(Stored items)
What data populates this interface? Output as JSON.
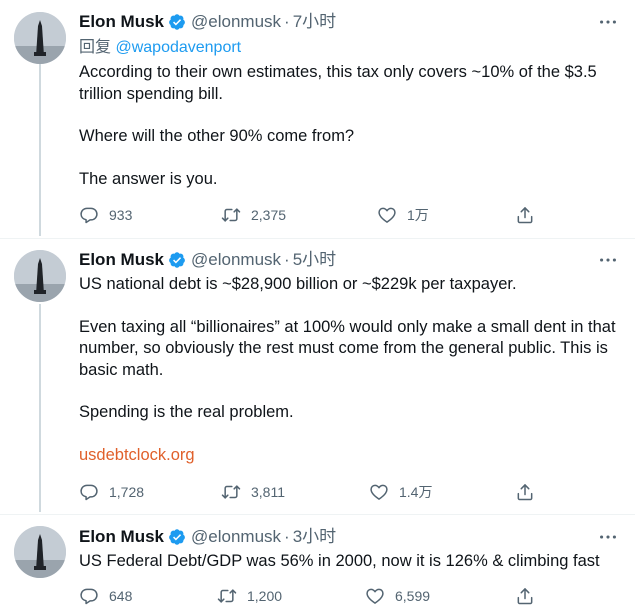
{
  "tweets": [
    {
      "author": {
        "name": "Elon Musk",
        "handle": "@elonmusk",
        "verified": true
      },
      "time": "7小时",
      "reply_to": {
        "prefix": "回复",
        "mention": "@wapodavenport"
      },
      "paragraphs": [
        "According to their own estimates, this tax only covers ~10% of the $3.5 trillion spending bill.",
        "Where will the other 90% come from?",
        "The answer is you."
      ],
      "link": "",
      "stats": {
        "replies": "933",
        "retweets": "2,375",
        "likes": "1万"
      }
    },
    {
      "author": {
        "name": "Elon Musk",
        "handle": "@elonmusk",
        "verified": true
      },
      "time": "5小时",
      "paragraphs": [
        "US national debt is ~$28,900 billion or ~$229k per taxpayer.",
        "Even taxing all “billionaires” at 100% would only make a small dent in that number, so obviously the rest must come from the general public. This is basic math.",
        "Spending is the real problem."
      ],
      "link": "usdebtclock.org",
      "stats": {
        "replies": "1,728",
        "retweets": "3,811",
        "likes": "1.4万"
      }
    },
    {
      "author": {
        "name": "Elon Musk",
        "handle": "@elonmusk",
        "verified": true
      },
      "time": "3小时",
      "paragraphs": [
        "US Federal Debt/GDP was 56% in 2000, now it is 126% & climbing fast"
      ],
      "link": "",
      "stats": {
        "replies": "648",
        "retweets": "1,200",
        "likes": "6,599"
      }
    }
  ],
  "separator": "·",
  "colors": {
    "accent": "#1d9bf0",
    "link": "#e0602b",
    "muted": "#536471",
    "thread_line": "#cfd9de"
  },
  "icons": [
    "verified-badge-icon",
    "more-icon",
    "reply-icon",
    "retweet-icon",
    "like-icon",
    "share-icon"
  ]
}
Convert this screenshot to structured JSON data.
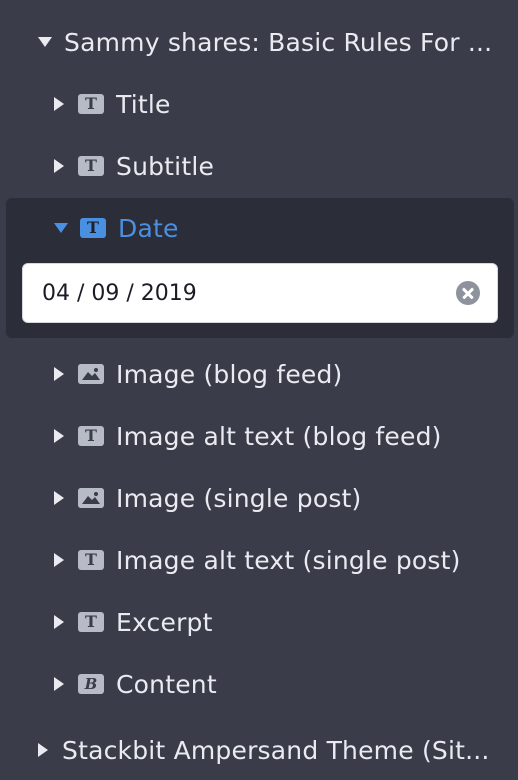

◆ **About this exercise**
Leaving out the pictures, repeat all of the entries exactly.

◆ **Solution**
What data populates this interface? Output as JSON.
{
  "tweets": [
    {
      "author": {
        "name": "Elon Musk",
        "handle": "@elonmusk",
        "verified": true
      },
      "time": "7小时",
      "reply_to": {
        "prefix": "回复",
        "mention": "@wapodavenport"
      },
      "paragraphs": [
        "According to their own estimates, this tax only covers ~10% of the $3.5 trillion spending bill.",
        "Where will the other 90% come from?",
        "The answer is you."
      ],
      "link": "",
      "stats": {
        "replies": "933",
        "retweets": "2,375",
        "likes": "1万"
      }
    },
    {
      "author": {
        "name": "Elon Musk",
        "handle": "@elonmusk",
        "verified": true
      },
      "time": "5小时",
      "paragraphs": [
        "US national debt is ~$28,900 billion or ~$229k per taxpayer.",
        "Even taxing all “billionaires” at 100% would only make a small dent in that number, so obviously the rest must come from the general public. This is basic math.",
        "Spending is the real problem."
      ],
      "link": "usdebtclock.org",
      "stats": {
        "replies": "1,728",
        "retweets": "3,811",
        "likes": "1.4万"
      }
    },
    {
      "author": {
        "name": "Elon Musk",
        "handle": "@elonmusk",
        "verified": true
      },
      "time": "3小时",
      "paragraphs": [
        "US Federal Debt/GDP was 56% in 2000, now it is 126% & climbing fast"
      ],
      "link": "",
      "stats": {
        "replies": "648",
        "retweets": "1,200",
        "likes": "6,599"
      }
    }
  ],
  "separator": "·",
  "colors": {
    "accent": "#1d9bf0",
    "link": "#e0602b",
    "muted": "#536471",
    "thread_line": "#cfd9de"
  },
  "icons": [
    "verified-badge-icon",
    "more-icon",
    "reply-icon",
    "retweet-icon",
    "like-icon",
    "share-icon"
  ]
}
Convert this screenshot to structured JSON data.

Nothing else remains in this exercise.